(Records contained in a dataset)

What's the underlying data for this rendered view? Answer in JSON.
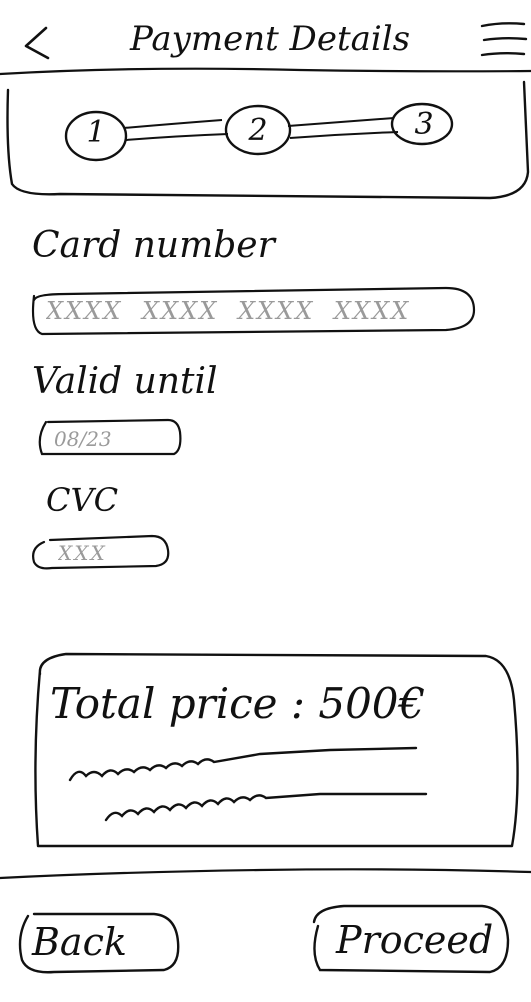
{
  "header": {
    "title": "Payment Details",
    "back_icon": "chevron-left-icon",
    "menu_icon": "hamburger-menu-icon"
  },
  "stepper": {
    "steps": [
      "1",
      "2",
      "3"
    ],
    "current_step": 2
  },
  "form": {
    "card_number": {
      "label": "Card number",
      "placeholder": "XXXX XXXX XXXX XXXX",
      "value": ""
    },
    "valid_until": {
      "label": "Valid until",
      "placeholder": "08/23",
      "value": ""
    },
    "cvc": {
      "label": "CVC",
      "placeholder": "XXX",
      "value": ""
    }
  },
  "summary": {
    "total_label": "Total price : 500€"
  },
  "footer": {
    "back_label": "Back",
    "proceed_label": "Proceed"
  },
  "colors": {
    "ink": "#111111",
    "placeholder": "#9a9a9a",
    "background": "#ffffff"
  }
}
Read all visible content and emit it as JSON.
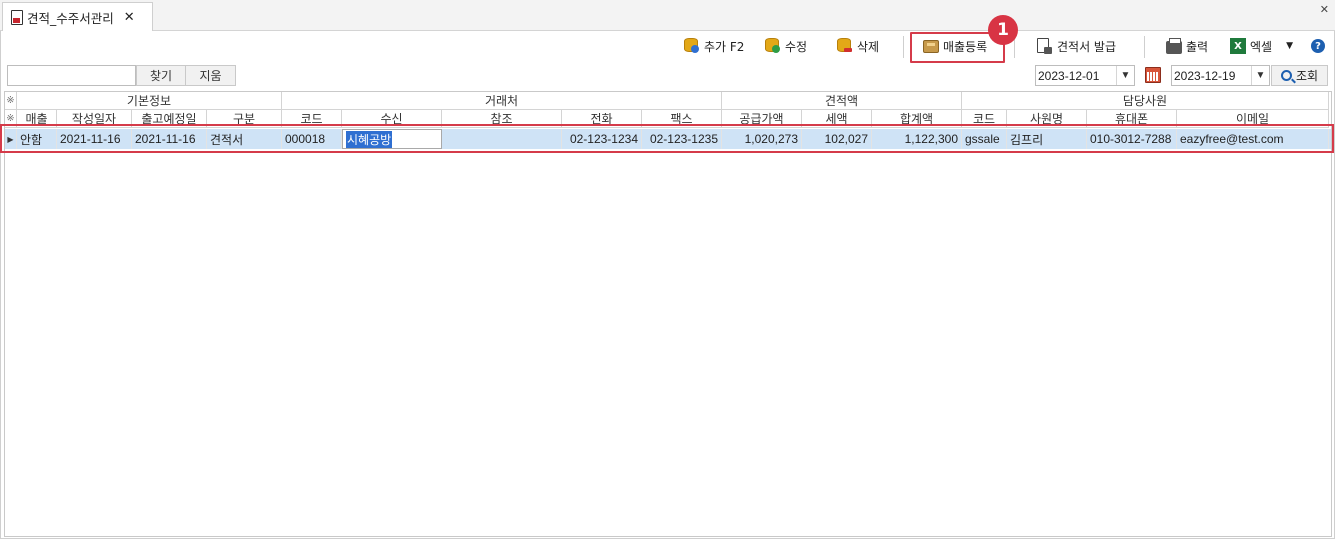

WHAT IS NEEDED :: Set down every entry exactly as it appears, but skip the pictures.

RESPONSE AREA ::
What's the underlying data for this rendered view? Answer in JSON.
{
  "header": {
    "title": "Payment Details",
    "back_icon": "chevron-left-icon",
    "menu_icon": "hamburger-menu-icon"
  },
  "stepper": {
    "steps": [
      "1",
      "2",
      "3"
    ],
    "current_step": 2
  },
  "form": {
    "card_number": {
      "label": "Card number",
      "placeholder": "XXXX XXXX XXXX XXXX",
      "value": ""
    },
    "valid_until": {
      "label": "Valid until",
      "placeholder": "08/23",
      "value": ""
    },
    "cvc": {
      "label": "CVC",
      "placeholder": "XXX",
      "value": ""
    }
  },
  "summary": {
    "total_label": "Total price : 500€"
  },
  "footer": {
    "back_label": "Back",
    "proceed_label": "Proceed"
  },
  "colors": {
    "ink": "#111111",
    "placeholder": "#9a9a9a",
    "background": "#ffffff"
  }
}
Read all visible content and emit it as JSON.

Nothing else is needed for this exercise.